In France, body art was termed art coporel and practised by such artists as Michel Journiac and Gina Pane.[citation needed] In Italy in the 1980s, one of the famous artists in the movement was Ketty La Rocca.[1]

Marina Abramović performed Rhythm 0 in 1974. In the piece, the audience was given instructions to use on Abramović's body an array of 72 provided instruments of pain and pleasure, including knives, feathers, and a loaded pistol. Audience members cut her, pressed thorns into her belly, applied lipstick to her, and removed her clothes. The performance ended after six hours, when someone held the loaded pistol up to Abramović's head and a scuffle broke out.[citation needed] Photographer Spencer Tunick is well known for conducting photo shoots which gather large numbers of people at unlikely public locations, whereby everyone is positioned nude, forming surrealistic nude-scapes.[citation needed]

Artists whose works have evolved with more directed personal mythologies include Rebecca Horn, Youri Messen-Jaschin, Javier Perez, and Jana Sterbak.[2] Body art can also be expressed via writing rather than painting.

Extreme body art[edit]

For example, one of Marina Abramović's works involved dancing until she collapsed from exhaustion, while one of Dennis Oppenheim's better-known works saw him lying in the sunlight with a book on his chest, until his skin, excluding that covered by the book, was badly sunburned. It can even consist of the arrangement and dissection of preserved bodies in an artistic fashion, as in the case of the plastinated bodies used in the travelling Body Worlds exhibition.

Absence of body[edit]

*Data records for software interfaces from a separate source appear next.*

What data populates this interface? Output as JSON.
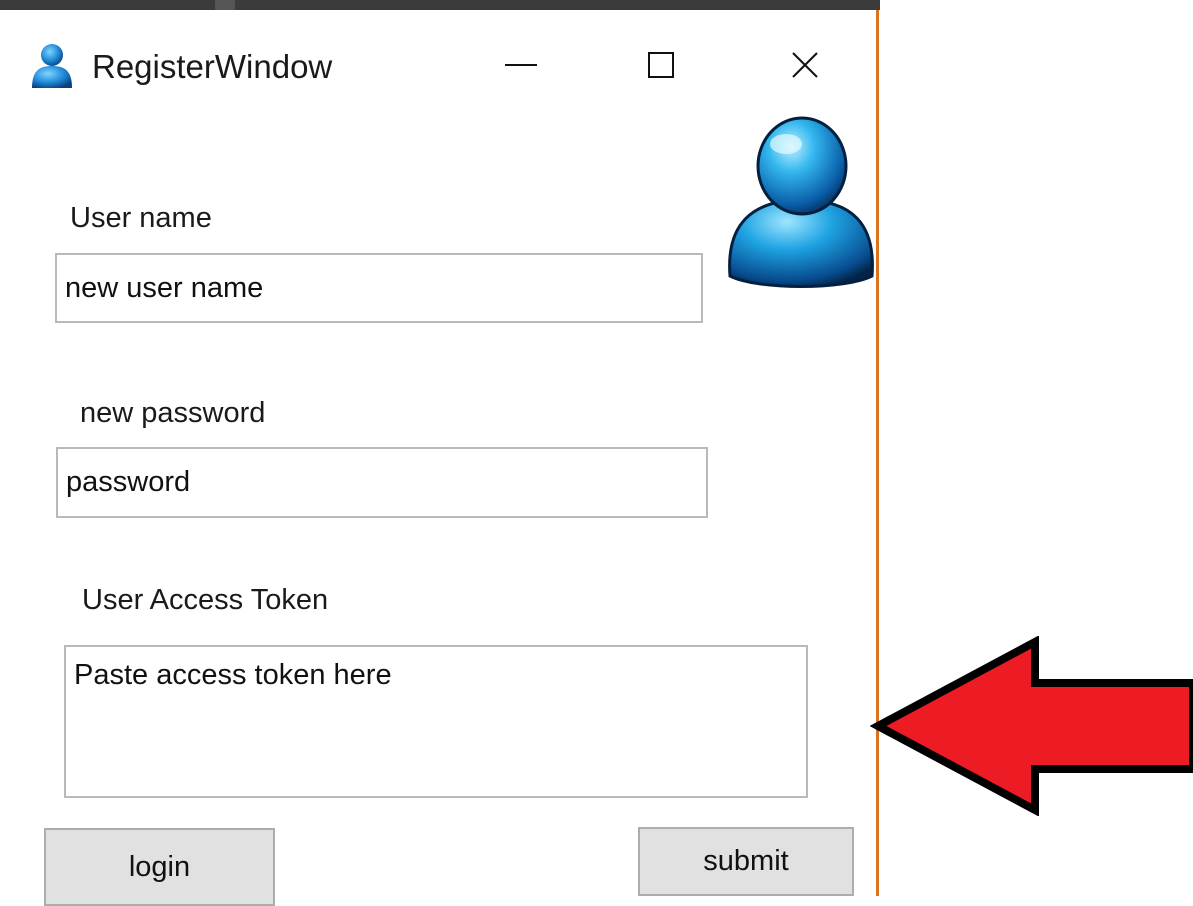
{
  "window": {
    "title": "RegisterWindow",
    "accent_border_color": "#d9731f",
    "icon": "user-icon"
  },
  "titlebar_buttons": {
    "minimize_icon": "minimize-icon",
    "maximize_icon": "maximize-icon",
    "close_icon": "close-icon"
  },
  "avatar": {
    "icon": "user-avatar-icon"
  },
  "form": {
    "username_label": "User name",
    "username_value": "new user name",
    "password_label": "new password",
    "password_value": "password",
    "token_label": "User Access Token",
    "token_value": "Paste access token here"
  },
  "buttons": {
    "login_label": "login",
    "submit_label": "submit"
  },
  "annotation": {
    "arrow_color": "#ed1c24",
    "arrow_icon": "left-arrow-icon"
  }
}
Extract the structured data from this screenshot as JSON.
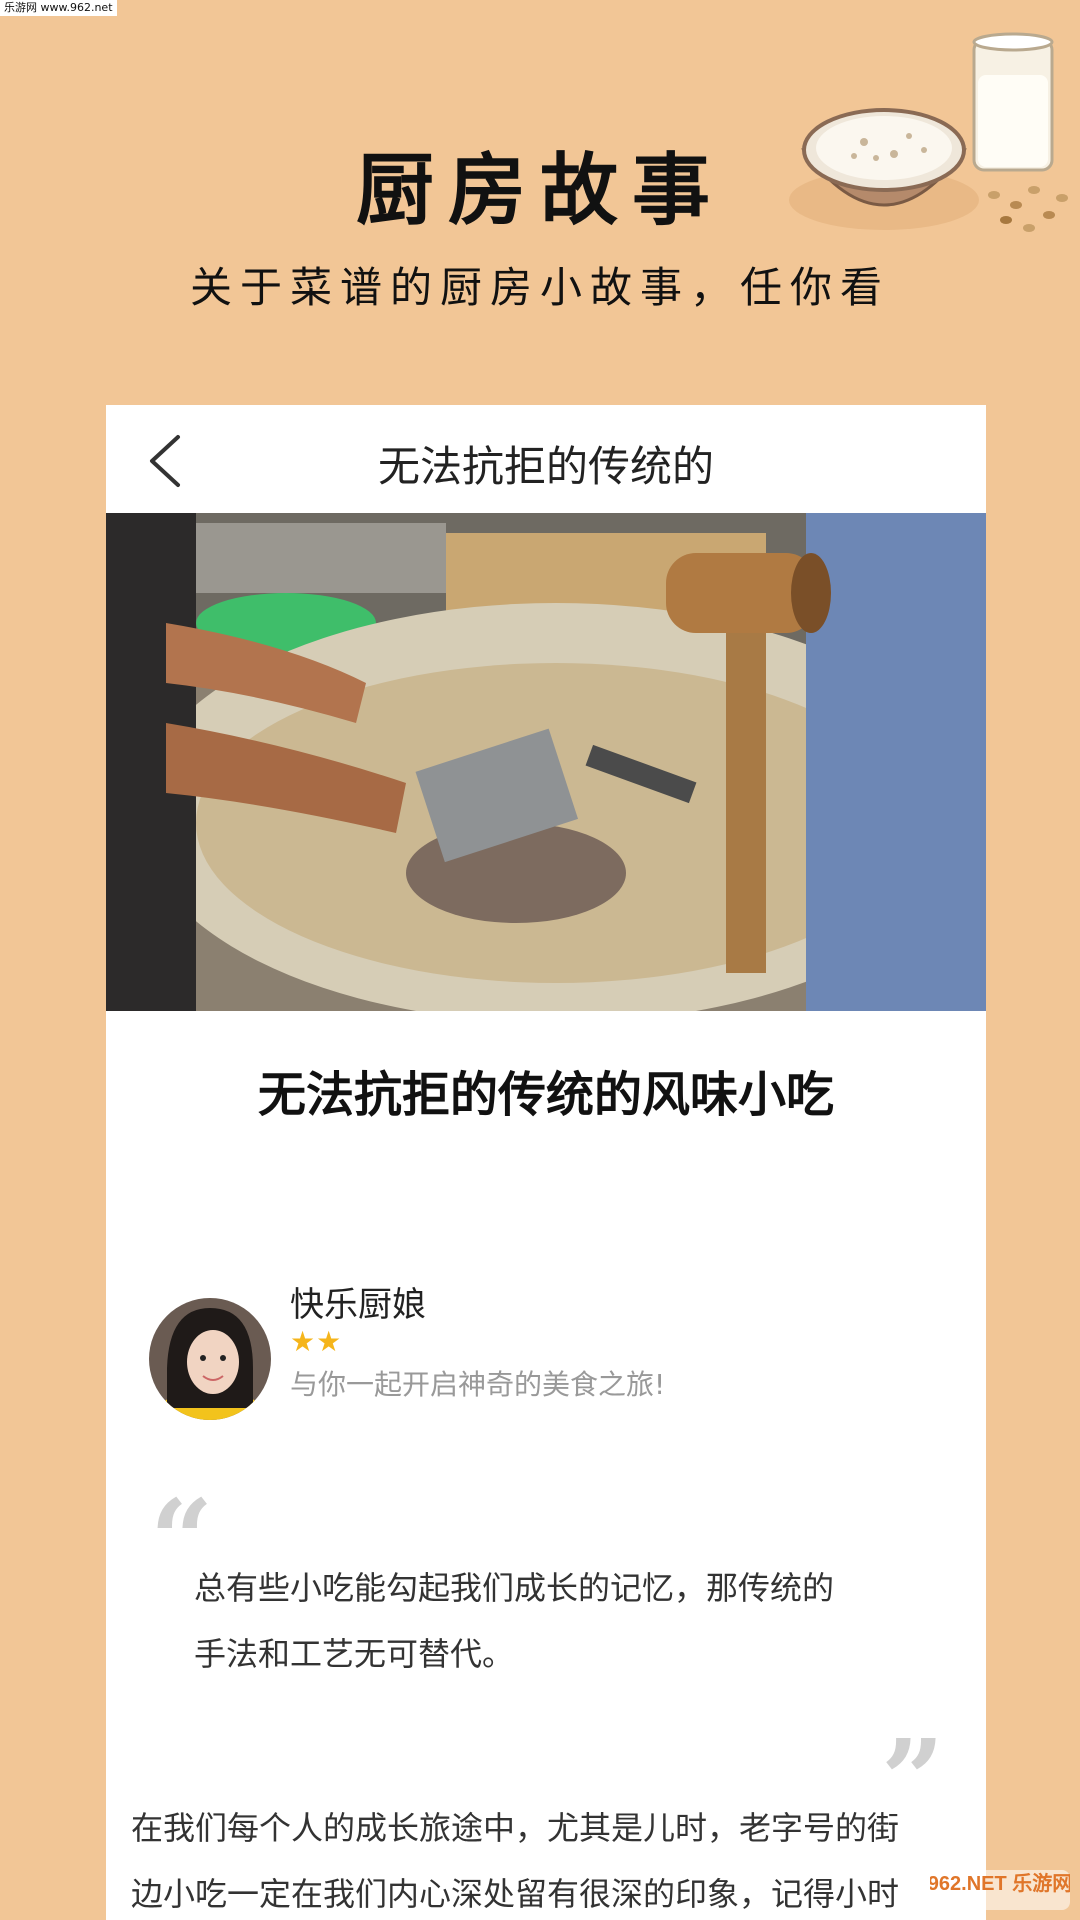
{
  "watermark_top": "乐游网 www.962.net",
  "promo": {
    "title": "厨房故事",
    "subtitle": "关于菜谱的厨房小故事，任你看"
  },
  "nav": {
    "back_icon": "chevron-left-icon",
    "title": "无法抗拒的传统的"
  },
  "article": {
    "title": "无法抗拒的传统的风味小吃",
    "author": {
      "name": "快乐厨娘",
      "stars": 2,
      "stars_text": "★★",
      "motto": "与你一起开启神奇的美食之旅!"
    },
    "quote_open_mark": "“",
    "quote_close_mark": "”",
    "quote_line1": "总有些小吃能勾起我们成长的记忆，那传统的",
    "quote_line2": "手法和工艺无可替代。",
    "body_line1": "在我们每个人的成长旅途中，尤其是儿时，老字号的街",
    "body_line2": "边小吃一定在我们内心深处留有很深的印象，记得小时"
  },
  "watermark_bottom": "962.NET 乐游网",
  "colors": {
    "background": "#F2C696",
    "card": "#FFFFFF",
    "star": "#F5B51B"
  }
}
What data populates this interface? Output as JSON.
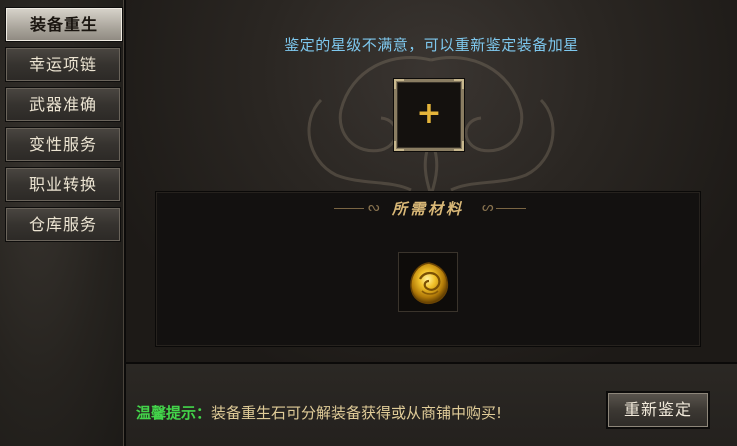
{
  "sidebar": {
    "items": [
      {
        "label": "装备重生",
        "active": true
      },
      {
        "label": "幸运项链",
        "active": false
      },
      {
        "label": "武器准确",
        "active": false
      },
      {
        "label": "变性服务",
        "active": false
      },
      {
        "label": "职业转换",
        "active": false
      },
      {
        "label": "仓库服务",
        "active": false
      }
    ]
  },
  "main": {
    "header": "鉴定的星级不满意，可以重新鉴定装备加星",
    "equip_slot_symbol": "+",
    "materials_title": "所需材料",
    "material_icon": "golden-rebirth-stone-icon"
  },
  "footer": {
    "tip_label": "温馨提示：",
    "tip_text": "装备重生石可分解装备获得或从商铺中购买!",
    "button_label": "重新鉴定"
  },
  "colors": {
    "header_text": "#7ec8ee",
    "tip_label": "#43d44a",
    "tip_text": "#e0cc98",
    "materials_title": "#d9b877",
    "plus_gold": "#e4b43a"
  }
}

Scientific research in this area, for example that by Kevin Warwick, can be considered in this artistic vein.[3] A special case of the body art strategies is the absence of body. Some artists who performed the "absence" of body through their artworks were:, Davor Džalto, Anthony Gormley, and Andy Warhol.

Body art events[edit]

Burning Man festival is held annually in the Black Rock Desert of northwest Nevada (USA), September. Jake Lloyd Jones, a Sydney based artist, conceived the Sydney Body Art Ride, which has become an annual event. Participants are painted to form a living rainbow that rides to the Pacific Ocean and immerses itself in the waves.[4]

Gallery[edit]

See also[edit]

References[edit]

  1. ^ Lea Vergine (1976). "Dall' Informale alla Body Art: dieci voci dell' Arte Contemporanea: 1960/1970". Gruppo Editoriale Forma. 
  2. ^ Green, John (2005). Looking for Alaska. New York: Dutton Children's. pp. 67–69. 
  3. ^ Dennis Publishing (2007). "Body Art". Bizarre. 
  4. ^ http://www.smh.com.au/news/entertainment/sydney-body-art-ride/2007/02/07/1170524168062.html

External links[edit]